Boyd’s attorney, Alan Simpson, has maintained his client’s innocence, pointing out in prior court hearings that there is no evidence of undercover drug buys or phone calls directly tying Boyd to the overdoses.
“(The indictment) was something we had expected because (the prosecution’s) case against Mr. Boyd is so weak that they are now, in my opinion, grasping for straws,” Simpson said Friday.
Three people have been charged in connection with the fatal overdoses.
Stephanie Silvano, 43, has pleaded guilty to a count of reckless homicide and three counts of first-degree possession of a controlled substance.
Silvano admitted to her involvement in the transfer to Kinkade of the drugs that caused his overdose and to having heroin in her possession on three separate occasions.
Prosecutors are recommending an eight-year sentence for Silvano, and her plea agreement would require her to give truthful testimony against Boyd.
Silvano is set to be sentenced May 17.

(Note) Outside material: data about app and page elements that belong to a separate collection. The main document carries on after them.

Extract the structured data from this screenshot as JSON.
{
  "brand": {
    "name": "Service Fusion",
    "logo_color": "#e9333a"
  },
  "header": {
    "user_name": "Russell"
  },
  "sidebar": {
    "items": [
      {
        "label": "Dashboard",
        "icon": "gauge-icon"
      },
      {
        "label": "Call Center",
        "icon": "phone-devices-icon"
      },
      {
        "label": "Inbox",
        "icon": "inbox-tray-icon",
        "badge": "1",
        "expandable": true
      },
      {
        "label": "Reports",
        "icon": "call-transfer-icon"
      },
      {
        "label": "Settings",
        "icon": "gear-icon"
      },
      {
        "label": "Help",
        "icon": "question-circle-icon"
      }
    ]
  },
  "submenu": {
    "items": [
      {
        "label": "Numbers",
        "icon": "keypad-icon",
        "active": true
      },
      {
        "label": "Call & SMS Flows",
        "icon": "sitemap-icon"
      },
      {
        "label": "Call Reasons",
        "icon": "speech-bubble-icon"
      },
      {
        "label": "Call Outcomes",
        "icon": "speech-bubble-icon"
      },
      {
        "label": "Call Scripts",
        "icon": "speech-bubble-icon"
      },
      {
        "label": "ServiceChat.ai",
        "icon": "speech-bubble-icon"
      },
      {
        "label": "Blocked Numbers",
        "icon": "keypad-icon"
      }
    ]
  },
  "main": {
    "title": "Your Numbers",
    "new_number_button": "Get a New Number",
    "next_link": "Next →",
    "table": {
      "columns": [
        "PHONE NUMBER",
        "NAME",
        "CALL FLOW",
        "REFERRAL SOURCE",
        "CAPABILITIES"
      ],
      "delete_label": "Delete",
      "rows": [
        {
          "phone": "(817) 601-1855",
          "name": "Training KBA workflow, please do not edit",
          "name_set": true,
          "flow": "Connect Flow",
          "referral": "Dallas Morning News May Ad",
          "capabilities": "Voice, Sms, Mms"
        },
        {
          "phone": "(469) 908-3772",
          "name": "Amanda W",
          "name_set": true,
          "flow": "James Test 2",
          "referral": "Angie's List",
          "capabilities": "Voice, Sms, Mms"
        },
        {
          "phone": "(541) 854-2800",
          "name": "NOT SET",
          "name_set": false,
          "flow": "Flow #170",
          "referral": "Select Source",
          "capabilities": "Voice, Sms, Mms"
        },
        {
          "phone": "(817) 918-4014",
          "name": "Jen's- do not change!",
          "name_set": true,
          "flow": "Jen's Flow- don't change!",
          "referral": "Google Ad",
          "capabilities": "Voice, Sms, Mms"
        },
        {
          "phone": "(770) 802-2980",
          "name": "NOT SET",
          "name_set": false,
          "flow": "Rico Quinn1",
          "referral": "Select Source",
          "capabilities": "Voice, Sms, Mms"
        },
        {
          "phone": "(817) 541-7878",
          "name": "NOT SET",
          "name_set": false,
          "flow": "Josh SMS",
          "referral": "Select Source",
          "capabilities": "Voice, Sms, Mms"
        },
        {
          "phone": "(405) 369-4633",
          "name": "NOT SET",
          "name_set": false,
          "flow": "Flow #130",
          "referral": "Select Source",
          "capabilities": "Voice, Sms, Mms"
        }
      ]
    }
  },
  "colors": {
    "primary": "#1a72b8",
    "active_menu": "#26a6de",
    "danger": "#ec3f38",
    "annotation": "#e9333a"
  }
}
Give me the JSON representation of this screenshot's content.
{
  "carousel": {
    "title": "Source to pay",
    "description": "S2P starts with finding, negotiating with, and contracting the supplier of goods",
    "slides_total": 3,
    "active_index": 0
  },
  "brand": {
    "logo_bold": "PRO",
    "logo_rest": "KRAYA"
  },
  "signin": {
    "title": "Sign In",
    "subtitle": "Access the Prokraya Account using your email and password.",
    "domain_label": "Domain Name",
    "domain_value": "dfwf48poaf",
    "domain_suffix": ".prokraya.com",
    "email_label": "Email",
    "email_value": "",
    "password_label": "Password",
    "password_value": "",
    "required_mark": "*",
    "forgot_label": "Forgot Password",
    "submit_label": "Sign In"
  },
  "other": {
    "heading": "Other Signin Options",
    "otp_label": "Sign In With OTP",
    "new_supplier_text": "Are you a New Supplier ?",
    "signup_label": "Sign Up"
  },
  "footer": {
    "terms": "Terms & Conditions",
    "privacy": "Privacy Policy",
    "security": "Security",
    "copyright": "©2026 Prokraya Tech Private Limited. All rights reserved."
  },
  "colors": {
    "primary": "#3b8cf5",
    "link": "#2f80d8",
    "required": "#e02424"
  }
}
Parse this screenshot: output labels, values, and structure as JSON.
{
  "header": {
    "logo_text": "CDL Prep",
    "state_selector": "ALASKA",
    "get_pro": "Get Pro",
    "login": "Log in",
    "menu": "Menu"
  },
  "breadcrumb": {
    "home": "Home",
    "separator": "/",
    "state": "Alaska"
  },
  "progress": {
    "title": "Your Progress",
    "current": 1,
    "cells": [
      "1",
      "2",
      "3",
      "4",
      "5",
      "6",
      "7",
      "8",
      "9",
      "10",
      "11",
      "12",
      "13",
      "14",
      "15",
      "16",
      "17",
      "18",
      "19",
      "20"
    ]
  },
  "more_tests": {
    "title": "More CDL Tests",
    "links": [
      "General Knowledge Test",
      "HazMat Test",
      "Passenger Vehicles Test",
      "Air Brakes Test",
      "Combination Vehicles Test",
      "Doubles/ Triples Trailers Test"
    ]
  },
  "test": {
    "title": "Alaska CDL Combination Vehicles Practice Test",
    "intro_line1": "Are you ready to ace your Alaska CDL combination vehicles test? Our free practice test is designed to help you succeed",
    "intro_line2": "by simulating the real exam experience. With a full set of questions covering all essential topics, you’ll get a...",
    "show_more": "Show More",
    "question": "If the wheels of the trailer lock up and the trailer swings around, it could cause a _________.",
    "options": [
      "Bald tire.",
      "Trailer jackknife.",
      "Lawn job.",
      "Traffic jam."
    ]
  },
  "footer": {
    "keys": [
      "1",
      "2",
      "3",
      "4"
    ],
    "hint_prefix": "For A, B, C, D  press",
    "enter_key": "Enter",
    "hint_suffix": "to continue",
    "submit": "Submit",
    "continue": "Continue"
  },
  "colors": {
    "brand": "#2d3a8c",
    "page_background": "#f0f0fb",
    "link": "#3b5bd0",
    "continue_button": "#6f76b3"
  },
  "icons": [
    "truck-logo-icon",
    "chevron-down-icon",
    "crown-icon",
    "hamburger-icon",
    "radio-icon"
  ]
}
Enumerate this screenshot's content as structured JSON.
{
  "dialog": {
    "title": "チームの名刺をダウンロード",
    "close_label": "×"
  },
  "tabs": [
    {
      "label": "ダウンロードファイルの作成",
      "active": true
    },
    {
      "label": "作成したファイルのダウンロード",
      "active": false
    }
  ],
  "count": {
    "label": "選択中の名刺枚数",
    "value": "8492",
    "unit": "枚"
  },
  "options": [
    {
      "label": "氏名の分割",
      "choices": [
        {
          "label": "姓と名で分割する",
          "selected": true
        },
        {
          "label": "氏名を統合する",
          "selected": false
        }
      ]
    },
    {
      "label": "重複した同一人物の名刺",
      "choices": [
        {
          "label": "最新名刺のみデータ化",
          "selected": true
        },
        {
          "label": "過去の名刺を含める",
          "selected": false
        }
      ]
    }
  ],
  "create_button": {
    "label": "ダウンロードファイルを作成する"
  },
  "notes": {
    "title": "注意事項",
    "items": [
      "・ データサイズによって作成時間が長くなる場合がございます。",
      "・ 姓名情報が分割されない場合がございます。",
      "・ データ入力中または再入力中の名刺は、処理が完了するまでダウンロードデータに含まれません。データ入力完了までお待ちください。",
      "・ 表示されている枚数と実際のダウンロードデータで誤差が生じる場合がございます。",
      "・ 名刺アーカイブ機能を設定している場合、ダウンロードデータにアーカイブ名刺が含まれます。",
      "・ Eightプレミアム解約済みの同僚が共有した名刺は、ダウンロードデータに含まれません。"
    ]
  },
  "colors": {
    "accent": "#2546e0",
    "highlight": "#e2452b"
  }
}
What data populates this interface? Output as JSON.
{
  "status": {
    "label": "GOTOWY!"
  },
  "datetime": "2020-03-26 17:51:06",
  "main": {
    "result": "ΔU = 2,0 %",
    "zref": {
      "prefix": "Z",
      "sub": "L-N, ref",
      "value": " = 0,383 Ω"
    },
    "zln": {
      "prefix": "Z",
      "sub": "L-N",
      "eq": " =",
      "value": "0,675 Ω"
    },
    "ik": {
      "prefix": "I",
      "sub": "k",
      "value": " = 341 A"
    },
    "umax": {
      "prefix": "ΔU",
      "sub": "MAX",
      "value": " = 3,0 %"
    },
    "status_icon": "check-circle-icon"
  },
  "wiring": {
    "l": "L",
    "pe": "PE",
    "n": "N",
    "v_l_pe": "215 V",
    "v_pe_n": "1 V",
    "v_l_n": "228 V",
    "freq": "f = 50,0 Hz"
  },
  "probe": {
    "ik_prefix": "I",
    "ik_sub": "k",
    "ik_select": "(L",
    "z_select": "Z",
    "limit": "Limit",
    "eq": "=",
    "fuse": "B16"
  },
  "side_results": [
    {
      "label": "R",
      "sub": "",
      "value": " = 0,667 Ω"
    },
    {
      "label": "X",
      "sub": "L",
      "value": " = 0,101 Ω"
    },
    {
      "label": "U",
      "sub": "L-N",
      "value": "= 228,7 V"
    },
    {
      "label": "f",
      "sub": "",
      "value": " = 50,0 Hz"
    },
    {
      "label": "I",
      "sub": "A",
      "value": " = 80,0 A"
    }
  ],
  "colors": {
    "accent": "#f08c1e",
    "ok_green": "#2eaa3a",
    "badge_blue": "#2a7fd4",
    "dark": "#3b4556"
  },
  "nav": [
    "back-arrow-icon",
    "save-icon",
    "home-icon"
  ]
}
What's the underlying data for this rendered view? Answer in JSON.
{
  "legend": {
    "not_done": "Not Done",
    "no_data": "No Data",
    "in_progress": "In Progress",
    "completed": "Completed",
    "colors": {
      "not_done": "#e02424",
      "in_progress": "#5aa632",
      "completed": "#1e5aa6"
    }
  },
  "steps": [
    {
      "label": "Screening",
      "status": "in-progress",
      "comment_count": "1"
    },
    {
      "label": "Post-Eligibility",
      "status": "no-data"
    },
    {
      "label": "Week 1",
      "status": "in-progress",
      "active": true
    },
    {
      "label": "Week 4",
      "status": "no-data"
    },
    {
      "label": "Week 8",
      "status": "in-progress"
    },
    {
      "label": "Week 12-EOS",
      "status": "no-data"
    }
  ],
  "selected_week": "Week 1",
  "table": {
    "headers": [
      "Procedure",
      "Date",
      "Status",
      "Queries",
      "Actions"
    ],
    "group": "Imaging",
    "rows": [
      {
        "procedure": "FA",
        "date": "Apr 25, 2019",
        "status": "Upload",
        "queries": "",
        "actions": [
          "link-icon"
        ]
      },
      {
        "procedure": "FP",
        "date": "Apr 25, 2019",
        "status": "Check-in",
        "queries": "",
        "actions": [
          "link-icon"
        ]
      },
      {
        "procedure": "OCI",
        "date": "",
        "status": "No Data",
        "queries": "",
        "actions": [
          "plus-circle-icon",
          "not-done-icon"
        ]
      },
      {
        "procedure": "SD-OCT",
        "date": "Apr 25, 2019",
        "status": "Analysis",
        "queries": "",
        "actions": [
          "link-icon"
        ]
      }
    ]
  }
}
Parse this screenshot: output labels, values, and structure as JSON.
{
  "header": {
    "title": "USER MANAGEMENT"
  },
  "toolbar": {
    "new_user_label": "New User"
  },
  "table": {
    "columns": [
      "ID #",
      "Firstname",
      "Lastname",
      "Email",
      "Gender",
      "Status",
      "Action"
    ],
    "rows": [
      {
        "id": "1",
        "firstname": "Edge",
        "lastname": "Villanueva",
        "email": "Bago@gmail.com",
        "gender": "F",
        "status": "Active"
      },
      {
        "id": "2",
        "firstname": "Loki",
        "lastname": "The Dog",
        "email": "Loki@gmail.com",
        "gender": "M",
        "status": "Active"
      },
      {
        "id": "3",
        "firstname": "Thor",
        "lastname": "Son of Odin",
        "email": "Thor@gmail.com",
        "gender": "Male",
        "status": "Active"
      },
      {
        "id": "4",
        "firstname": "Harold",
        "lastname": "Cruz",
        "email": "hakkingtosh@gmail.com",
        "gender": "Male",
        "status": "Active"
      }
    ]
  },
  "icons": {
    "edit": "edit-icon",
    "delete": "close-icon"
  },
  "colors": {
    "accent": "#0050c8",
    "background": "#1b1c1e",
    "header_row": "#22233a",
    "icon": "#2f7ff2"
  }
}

Scott Bernauer, 49, has pleaded guilty to a count of reckless homicide and a count of first-degree possession of a controlled substance, accepting a plea deal recommending a six-year sentence.
Bernauer is accused in court records of functioning as a runner for drugs between Boyd and Silvano, and he is set to be sentenced June 8.
Charges against Silvano and Bernauer in connection with Dobring’s death would be dismissed under their plea agreements.
Prior court testimony gives an indication of how police came to suspect Boyd in the overdoses.
In an October evidentiary hearing in Warren Circuit Court, Detective Matt Travis of Kentucky State Police Drug Enforcement/Special Investigations West Branch testified that he learned while investigating Kinkade’s death that Silvano may have supplied the heroin that contributed to the overdose.
After Silvano was arrested Nov. 22, 2019, during a drug transaction set up by police involving a cooperating witness, she reportedly swallowed a package containing some type of illegal drugs and was taken to a local hospital, where she was interviewed by another detective.
Travis said last year in court that Silvano identified her supplier as a man she knew as “C” or “Tracy” who sold drugs out of an apartment on Old Morgantown Road.
Detectives were also given a description of a vehicle Silvano claimed that “C” drove, and after surveilling the apartment and following the vehicle, arrested Boyd, the driver, on an outstanding warrant, Travis said.
Last week, Warren Circuit Judge Steve Wilson denied a motion from Boyd’s attorney, Alan Simpson, to suppress evidence obtained from Boyd’s cellphone at the time of his arrest.
Simpson had argued that police lacked reasonable suspicion to stop Boyd and did not have legal justification to seize his phone, questioning the reliability of Silvano’s statements to police.
Warren County Assistant Commonwealth’s Attorney Adam Turner said during a hearing on the motion in February that Boyd was the subject of the investigation into Kinkade’s death and police were able to corroborate Silvano’s statements implicating Boyd by the time of his arrest.